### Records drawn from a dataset
##############################

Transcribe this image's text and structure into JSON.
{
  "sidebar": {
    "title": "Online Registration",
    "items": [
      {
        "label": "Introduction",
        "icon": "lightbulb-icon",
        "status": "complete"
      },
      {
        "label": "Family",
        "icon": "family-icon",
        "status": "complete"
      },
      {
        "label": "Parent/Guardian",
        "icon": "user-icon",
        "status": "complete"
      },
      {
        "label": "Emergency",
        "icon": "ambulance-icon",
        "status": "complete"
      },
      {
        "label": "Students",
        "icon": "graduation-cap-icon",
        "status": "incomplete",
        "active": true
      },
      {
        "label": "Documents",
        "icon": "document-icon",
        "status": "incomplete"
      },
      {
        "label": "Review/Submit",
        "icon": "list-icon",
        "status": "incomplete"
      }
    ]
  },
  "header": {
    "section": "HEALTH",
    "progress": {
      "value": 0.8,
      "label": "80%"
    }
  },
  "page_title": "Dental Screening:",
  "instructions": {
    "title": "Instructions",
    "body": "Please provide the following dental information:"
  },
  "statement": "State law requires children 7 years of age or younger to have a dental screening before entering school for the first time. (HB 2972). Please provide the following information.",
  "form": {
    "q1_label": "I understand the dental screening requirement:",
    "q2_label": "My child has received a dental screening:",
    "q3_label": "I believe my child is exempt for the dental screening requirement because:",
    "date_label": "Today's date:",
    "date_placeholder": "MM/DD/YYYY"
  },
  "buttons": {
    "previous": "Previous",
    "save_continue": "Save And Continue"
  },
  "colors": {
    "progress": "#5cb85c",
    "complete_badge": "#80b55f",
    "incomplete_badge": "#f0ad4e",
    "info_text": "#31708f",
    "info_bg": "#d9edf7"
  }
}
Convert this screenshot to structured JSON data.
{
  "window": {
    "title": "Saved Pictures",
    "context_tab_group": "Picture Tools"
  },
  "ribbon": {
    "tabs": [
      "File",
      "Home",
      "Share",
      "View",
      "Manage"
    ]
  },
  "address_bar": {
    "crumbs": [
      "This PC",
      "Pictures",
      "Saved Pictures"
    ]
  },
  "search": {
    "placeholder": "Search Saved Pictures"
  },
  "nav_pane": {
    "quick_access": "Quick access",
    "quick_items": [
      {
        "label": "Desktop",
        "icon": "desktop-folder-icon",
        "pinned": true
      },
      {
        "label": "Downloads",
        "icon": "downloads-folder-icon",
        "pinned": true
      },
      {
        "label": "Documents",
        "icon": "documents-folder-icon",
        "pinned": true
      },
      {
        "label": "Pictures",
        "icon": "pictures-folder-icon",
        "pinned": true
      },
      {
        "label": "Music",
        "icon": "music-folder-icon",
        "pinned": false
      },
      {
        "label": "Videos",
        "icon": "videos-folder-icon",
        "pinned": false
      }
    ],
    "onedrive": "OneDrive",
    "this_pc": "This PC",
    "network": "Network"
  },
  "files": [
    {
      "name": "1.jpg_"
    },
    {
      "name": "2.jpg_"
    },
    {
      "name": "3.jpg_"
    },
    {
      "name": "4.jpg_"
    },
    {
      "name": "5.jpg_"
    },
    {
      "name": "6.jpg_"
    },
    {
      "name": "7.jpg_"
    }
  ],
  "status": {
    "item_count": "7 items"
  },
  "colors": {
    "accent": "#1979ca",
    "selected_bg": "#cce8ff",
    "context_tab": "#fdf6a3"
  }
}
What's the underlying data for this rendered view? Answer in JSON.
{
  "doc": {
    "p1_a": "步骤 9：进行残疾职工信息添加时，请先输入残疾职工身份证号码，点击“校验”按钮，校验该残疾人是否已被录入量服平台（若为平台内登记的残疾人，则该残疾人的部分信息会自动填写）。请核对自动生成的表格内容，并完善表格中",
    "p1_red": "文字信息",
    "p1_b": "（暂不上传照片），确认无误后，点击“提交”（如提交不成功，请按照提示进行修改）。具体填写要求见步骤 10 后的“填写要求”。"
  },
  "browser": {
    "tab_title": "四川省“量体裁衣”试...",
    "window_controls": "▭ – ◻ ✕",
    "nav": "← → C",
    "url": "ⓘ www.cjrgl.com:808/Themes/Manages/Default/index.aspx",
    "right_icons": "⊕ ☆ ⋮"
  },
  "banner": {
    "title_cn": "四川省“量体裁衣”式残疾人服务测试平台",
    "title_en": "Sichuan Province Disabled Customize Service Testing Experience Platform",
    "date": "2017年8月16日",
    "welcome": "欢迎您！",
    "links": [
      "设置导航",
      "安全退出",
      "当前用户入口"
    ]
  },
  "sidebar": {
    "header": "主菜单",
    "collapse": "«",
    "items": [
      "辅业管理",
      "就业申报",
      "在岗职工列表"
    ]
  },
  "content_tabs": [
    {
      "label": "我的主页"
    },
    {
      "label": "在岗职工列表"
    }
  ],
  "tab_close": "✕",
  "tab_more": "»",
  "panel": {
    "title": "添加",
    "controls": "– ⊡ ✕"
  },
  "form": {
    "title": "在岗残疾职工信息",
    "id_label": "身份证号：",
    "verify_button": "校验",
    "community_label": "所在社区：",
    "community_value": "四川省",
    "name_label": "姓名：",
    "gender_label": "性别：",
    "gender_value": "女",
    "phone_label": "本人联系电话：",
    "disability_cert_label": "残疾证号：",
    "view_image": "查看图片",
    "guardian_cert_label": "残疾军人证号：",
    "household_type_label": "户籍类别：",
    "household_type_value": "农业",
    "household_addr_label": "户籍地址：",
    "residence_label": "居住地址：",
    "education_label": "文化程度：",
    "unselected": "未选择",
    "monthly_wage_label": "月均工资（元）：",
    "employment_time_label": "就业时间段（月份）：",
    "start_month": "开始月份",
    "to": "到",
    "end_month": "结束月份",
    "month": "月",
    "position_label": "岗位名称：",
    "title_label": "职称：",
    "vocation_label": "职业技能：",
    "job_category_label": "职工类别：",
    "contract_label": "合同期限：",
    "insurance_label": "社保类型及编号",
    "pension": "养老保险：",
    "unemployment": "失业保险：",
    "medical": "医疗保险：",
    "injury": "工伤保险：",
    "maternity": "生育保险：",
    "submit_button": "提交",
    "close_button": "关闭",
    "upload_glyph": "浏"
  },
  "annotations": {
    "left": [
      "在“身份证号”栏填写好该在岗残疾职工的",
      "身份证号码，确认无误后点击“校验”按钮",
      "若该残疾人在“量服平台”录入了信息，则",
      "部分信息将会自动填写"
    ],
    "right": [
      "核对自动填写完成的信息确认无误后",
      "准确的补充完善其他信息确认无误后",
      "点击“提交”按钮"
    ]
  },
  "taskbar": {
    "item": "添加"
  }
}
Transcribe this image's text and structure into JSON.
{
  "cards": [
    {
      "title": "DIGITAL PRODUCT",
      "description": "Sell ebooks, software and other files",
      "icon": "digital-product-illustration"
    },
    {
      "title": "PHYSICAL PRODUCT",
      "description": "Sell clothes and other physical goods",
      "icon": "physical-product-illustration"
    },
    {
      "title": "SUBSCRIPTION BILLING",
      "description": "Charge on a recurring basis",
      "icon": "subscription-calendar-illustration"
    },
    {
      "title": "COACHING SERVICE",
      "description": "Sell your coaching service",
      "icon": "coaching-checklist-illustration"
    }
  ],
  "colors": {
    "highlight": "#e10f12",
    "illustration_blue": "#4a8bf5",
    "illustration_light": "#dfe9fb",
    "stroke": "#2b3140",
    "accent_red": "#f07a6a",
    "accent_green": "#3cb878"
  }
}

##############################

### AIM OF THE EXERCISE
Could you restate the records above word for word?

### OUTPUT OF THE EXERCISE
Transcribe this image's text and structure into JSON.
{
  "sidebar": {
    "title": "Online Registration",
    "items": [
      {
        "label": "Introduction",
        "icon": "lightbulb-icon",
        "status": "complete"
      },
      {
        "label": "Family",
        "icon": "family-icon",
        "status": "complete"
      },
      {
        "label": "Parent/Guardian",
        "icon": "user-icon",
        "status": "complete"
      },
      {
        "label": "Emergency",
        "icon": "ambulance-icon",
        "status": "complete"
      },
      {
        "label": "Students",
        "icon": "graduation-cap-icon",
        "status": "incomplete",
        "active": true
      },
      {
        "label": "Documents",
        "icon": "document-icon",
        "status": "incomplete"
      },
      {
        "label": "Review/Submit",
        "icon": "list-icon",
        "status": "incomplete"
      }
    ]
  },
  "header": {
    "section": "HEALTH",
    "progress": {
      "value": 0.8,
      "label": "80%"
    }
  },
  "page_title": "Dental Screening:",
  "instructions": {
    "title": "Instructions",
    "body": "Please provide the following dental information:"
  },
  "statement": "State law requires children 7 years of age or younger to have a dental screening before entering school for the first time. (HB 2972). Please provide the following information.",
  "form": {
    "q1_label": "I understand the dental screening requirement:",
    "q2_label": "My child has received a dental screening:",
    "q3_label": "I believe my child is exempt for the dental screening requirement because:",
    "date_label": "Today's date:",
    "date_placeholder": "MM/DD/YYYY"
  },
  "buttons": {
    "previous": "Previous",
    "save_continue": "Save And Continue"
  },
  "colors": {
    "progress": "#5cb85c",
    "complete_badge": "#80b55f",
    "incomplete_badge": "#f0ad4e",
    "info_text": "#31708f",
    "info_bg": "#d9edf7"
  }
}
Convert this screenshot to structured JSON data.
{
  "window": {
    "title": "Saved Pictures",
    "context_tab_group": "Picture Tools"
  },
  "ribbon": {
    "tabs": [
      "File",
      "Home",
      "Share",
      "View",
      "Manage"
    ]
  },
  "address_bar": {
    "crumbs": [
      "This PC",
      "Pictures",
      "Saved Pictures"
    ]
  },
  "search": {
    "placeholder": "Search Saved Pictures"
  },
  "nav_pane": {
    "quick_access": "Quick access",
    "quick_items": [
      {
        "label": "Desktop",
        "icon": "desktop-folder-icon",
        "pinned": true
      },
      {
        "label": "Downloads",
        "icon": "downloads-folder-icon",
        "pinned": true
      },
      {
        "label": "Documents",
        "icon": "documents-folder-icon",
        "pinned": true
      },
      {
        "label": "Pictures",
        "icon": "pictures-folder-icon",
        "pinned": true
      },
      {
        "label": "Music",
        "icon": "music-folder-icon",
        "pinned": false
      },
      {
        "label": "Videos",
        "icon": "videos-folder-icon",
        "pinned": false
      }
    ],
    "onedrive": "OneDrive",
    "this_pc": "This PC",
    "network": "Network"
  },
  "files": [
    {
      "name": "1.jpg_"
    },
    {
      "name": "2.jpg_"
    },
    {
      "name": "3.jpg_"
    },
    {
      "name": "4.jpg_"
    },
    {
      "name": "5.jpg_"
    },
    {
      "name": "6.jpg_"
    },
    {
      "name": "7.jpg_"
    }
  ],
  "status": {
    "item_count": "7 items"
  },
  "colors": {
    "accent": "#1979ca",
    "selected_bg": "#cce8ff",
    "context_tab": "#fdf6a3"
  }
}
What's the underlying data for this rendered view? Answer in JSON.
{
  "doc": {
    "p1_a": "步骤 9：进行残疾职工信息添加时，请先输入残疾职工身份证号码，点击“校验”按钮，校验该残疾人是否已被录入量服平台（若为平台内登记的残疾人，则该残疾人的部分信息会自动填写）。请核对自动生成的表格内容，并完善表格中",
    "p1_red": "文字信息",
    "p1_b": "（暂不上传照片），确认无误后，点击“提交”（如提交不成功，请按照提示进行修改）。具体填写要求见步骤 10 后的“填写要求”。"
  },
  "browser": {
    "tab_title": "四川省“量体裁衣”试...",
    "window_controls": "▭ – ◻ ✕",
    "nav": "← → C",
    "url": "ⓘ www.cjrgl.com:808/Themes/Manages/Default/index.aspx",
    "right_icons": "⊕ ☆ ⋮"
  },
  "banner": {
    "title_cn": "四川省“量体裁衣”式残疾人服务测试平台",
    "title_en": "Sichuan Province Disabled Customize Service Testing Experience Platform",
    "date": "2017年8月16日",
    "welcome": "欢迎您！",
    "links": [
      "设置导航",
      "安全退出",
      "当前用户入口"
    ]
  },
  "sidebar": {
    "header": "主菜单",
    "collapse": "«",
    "items": [
      "辅业管理",
      "就业申报",
      "在岗职工列表"
    ]
  },
  "content_tabs": [
    {
      "label": "我的主页"
    },
    {
      "label": "在岗职工列表"
    }
  ],
  "tab_close": "✕",
  "tab_more": "»",
  "panel": {
    "title": "添加",
    "controls": "– ⊡ ✕"
  },
  "form": {
    "title": "在岗残疾职工信息",
    "id_label": "身份证号：",
    "verify_button": "校验",
    "community_label": "所在社区：",
    "community_value": "四川省",
    "name_label": "姓名：",
    "gender_label": "性别：",
    "gender_value": "女",
    "phone_label": "本人联系电话：",
    "disability_cert_label": "残疾证号：",
    "view_image": "查看图片",
    "guardian_cert_label": "残疾军人证号：",
    "household_type_label": "户籍类别：",
    "household_type_value": "农业",
    "household_addr_label": "户籍地址：",
    "residence_label": "居住地址：",
    "education_label": "文化程度：",
    "unselected": "未选择",
    "monthly_wage_label": "月均工资（元）：",
    "employment_time_label": "就业时间段（月份）：",
    "start_month": "开始月份",
    "to": "到",
    "end_month": "结束月份",
    "month": "月",
    "position_label": "岗位名称：",
    "title_label": "职称：",
    "vocation_label": "职业技能：",
    "job_category_label": "职工类别：",
    "contract_label": "合同期限：",
    "insurance_label": "社保类型及编号",
    "pension": "养老保险：",
    "unemployment": "失业保险：",
    "medical": "医疗保险：",
    "injury": "工伤保险：",
    "maternity": "生育保险：",
    "submit_button": "提交",
    "close_button": "关闭",
    "upload_glyph": "浏"
  },
  "annotations": {
    "left": [
      "在“身份证号”栏填写好该在岗残疾职工的",
      "身份证号码，确认无误后点击“校验”按钮",
      "若该残疾人在“量服平台”录入了信息，则",
      "部分信息将会自动填写"
    ],
    "right": [
      "核对自动填写完成的信息确认无误后",
      "准确的补充完善其他信息确认无误后",
      "点击“提交”按钮"
    ]
  },
  "taskbar": {
    "item": "添加"
  }
}
Transcribe this image's text and structure into JSON.
{
  "cards": [
    {
      "title": "DIGITAL PRODUCT",
      "description": "Sell ebooks, software and other files",
      "icon": "digital-product-illustration"
    },
    {
      "title": "PHYSICAL PRODUCT",
      "description": "Sell clothes and other physical goods",
      "icon": "physical-product-illustration"
    },
    {
      "title": "SUBSCRIPTION BILLING",
      "description": "Charge on a recurring basis",
      "icon": "subscription-calendar-illustration"
    },
    {
      "title": "COACHING SERVICE",
      "description": "Sell your coaching service",
      "icon": "coaching-checklist-illustration"
    }
  ],
  "colors": {
    "highlight": "#e10f12",
    "illustration_blue": "#4a8bf5",
    "illustration_light": "#dfe9fb",
    "stroke": "#2b3140",
    "accent_red": "#f07a6a",
    "accent_green": "#3cb878"
  }
}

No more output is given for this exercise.